Unfortunately there are many teachers out there who use a few words from the Bible to build their own rigid prescriptions. Literature from Bill Gothard, for example, encourages victims of sexual abuse to blame themselves and is basically rationalizing abuse as a product of female immodesty or rebellion from parents and God’s will.

It is never the responsibility of women to control male impulses.

Jesus spoke directly to matters of lust—he gave no excuse to irresponsible and leering men:

“…I tell you that anyone who looks at a woman lustfully has already committed adultery with her in his heart.  If your right eye causes you to stumble, gouge it out and throw it away.  It is better for you to lose one part of your body than for your whole body to be thrown into hell.”  (Matthew 5:28-29)

Even Bible literalists may dismiss that as hyperbolic.  But even as that could be the case, the message is pretty clear about where responsibility for sin of lust lies and Jesus offers the solution. There is no excuse given for men, no blame he puts on women and no uncertainty of terms: Men are responsible for their own thought life, not women. 

Men who point a finger of blame at women are doubling their sin. 

A man who blames a woman is both guilty of the lust and also guilty of false accusation. They are like king Saul who blamed his disobedience against God on the will of the people. (1 Samuel 15) They are opposite of a man after God’s heart (Acts 13:22) like David who did not make excuses when confronted for his sin. Men who blame women are failures of Christian leadership and may need to be cut off until they repent of their false testimony.

Jesus did not give an example of a patriarchal tyrant who could not be questioned and then always blames others when things go wrong. No, Jesus led by self-sacrifice, he took responsibility for sins that were not even his own—the sins of the world—and brought grace to every situation. That is the example of real Christian leadership.

The Bible might be a basis for some to excuse their own failures and justify their own abuses, but good Christian men do not ever blame others for their own sin.
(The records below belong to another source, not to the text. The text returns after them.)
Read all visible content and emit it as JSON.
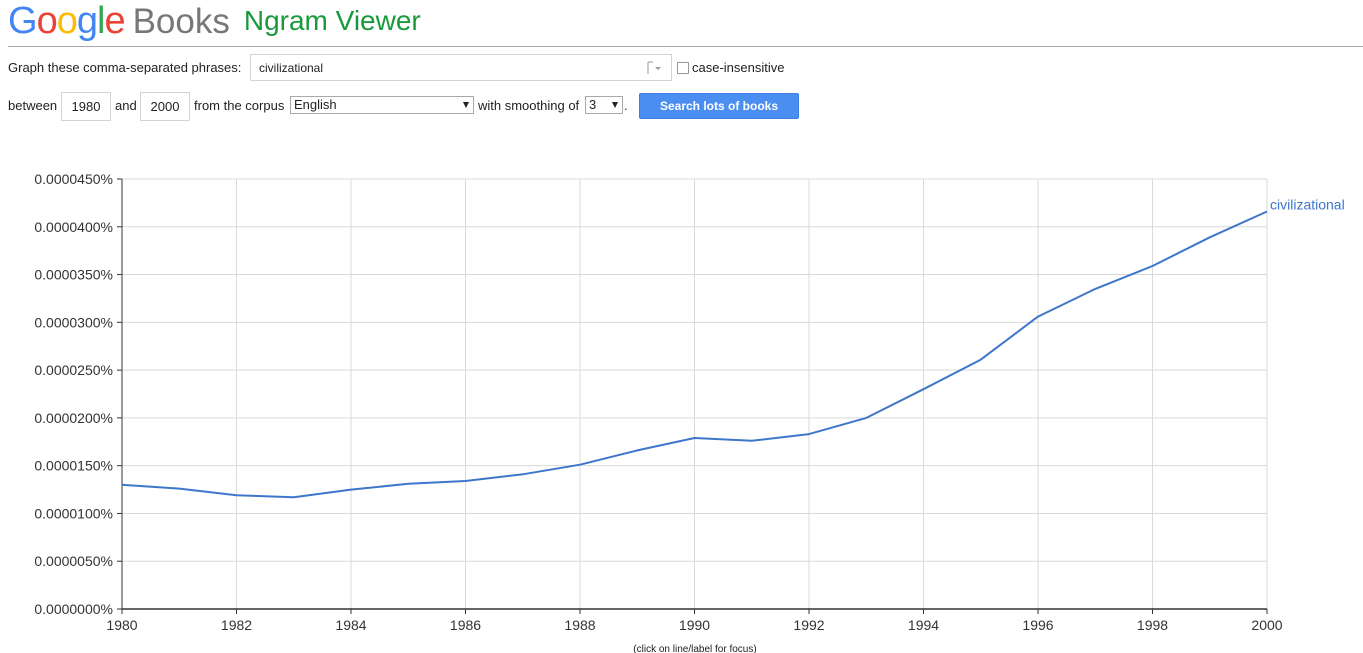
{
  "header": {
    "logo_letters": [
      {
        "char": "G",
        "color": "#4285F4"
      },
      {
        "char": "o",
        "color": "#EA4335"
      },
      {
        "char": "o",
        "color": "#FBBC05"
      },
      {
        "char": "g",
        "color": "#4285F4"
      },
      {
        "char": "l",
        "color": "#34A853"
      },
      {
        "char": "e",
        "color": "#EA4335"
      }
    ],
    "books": "Books",
    "title": "Ngram Viewer"
  },
  "query": {
    "phrases_label": "Graph these comma-separated phrases:",
    "phrases_value": "civilizational",
    "case_insensitive_label": "case-insensitive",
    "case_insensitive_checked": false,
    "between_label": "between",
    "year_start": "1980",
    "and_label": "and",
    "year_end": "2000",
    "corpus_label": "from the corpus",
    "corpus_value": "English",
    "smoothing_label": "with smoothing of",
    "smoothing_value": "3",
    "period": ".",
    "search_button": "Search lots of books"
  },
  "chart_data": {
    "type": "line",
    "x": [
      1980,
      1981,
      1982,
      1983,
      1984,
      1985,
      1986,
      1987,
      1988,
      1989,
      1990,
      1991,
      1992,
      1993,
      1994,
      1995,
      1996,
      1997,
      1998,
      1999,
      2000
    ],
    "series": [
      {
        "name": "civilizational",
        "color": "#3d76cb",
        "values": [
          1.3e-05,
          1.26e-05,
          1.19e-05,
          1.17e-05,
          1.25e-05,
          1.31e-05,
          1.34e-05,
          1.41e-05,
          1.51e-05,
          1.66e-05,
          1.79e-05,
          1.76e-05,
          1.83e-05,
          2e-05,
          2.3e-05,
          2.61e-05,
          3.06e-05,
          3.35e-05,
          3.59e-05,
          3.89e-05,
          4.16e-05
        ]
      }
    ],
    "ylim": [
      0,
      4.5e-05
    ],
    "yticks": [
      0,
      5e-06,
      1e-05,
      1.5e-05,
      2e-05,
      2.5e-05,
      3e-05,
      3.5e-05,
      4e-05,
      4.5e-05
    ],
    "ytick_labels": [
      "0.0000000%",
      "0.0000050%",
      "0.0000100%",
      "0.0000150%",
      "0.0000200%",
      "0.0000250%",
      "0.0000300%",
      "0.0000350%",
      "0.0000400%",
      "0.0000450%"
    ],
    "xlim": [
      1980,
      2000
    ],
    "xticks": [
      1980,
      1982,
      1984,
      1986,
      1988,
      1990,
      1992,
      1994,
      1996,
      1998,
      2000
    ],
    "xtick_labels": [
      "1980",
      "1982",
      "1984",
      "1986",
      "1988",
      "1990",
      "1992",
      "1994",
      "1996",
      "1998",
      "2000"
    ],
    "grid": true,
    "hint": "(click on line/label for focus)"
  }
}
Beware of those who claim to be based in the Bible and yet lack the evidence of the attitude of Jesus Christ.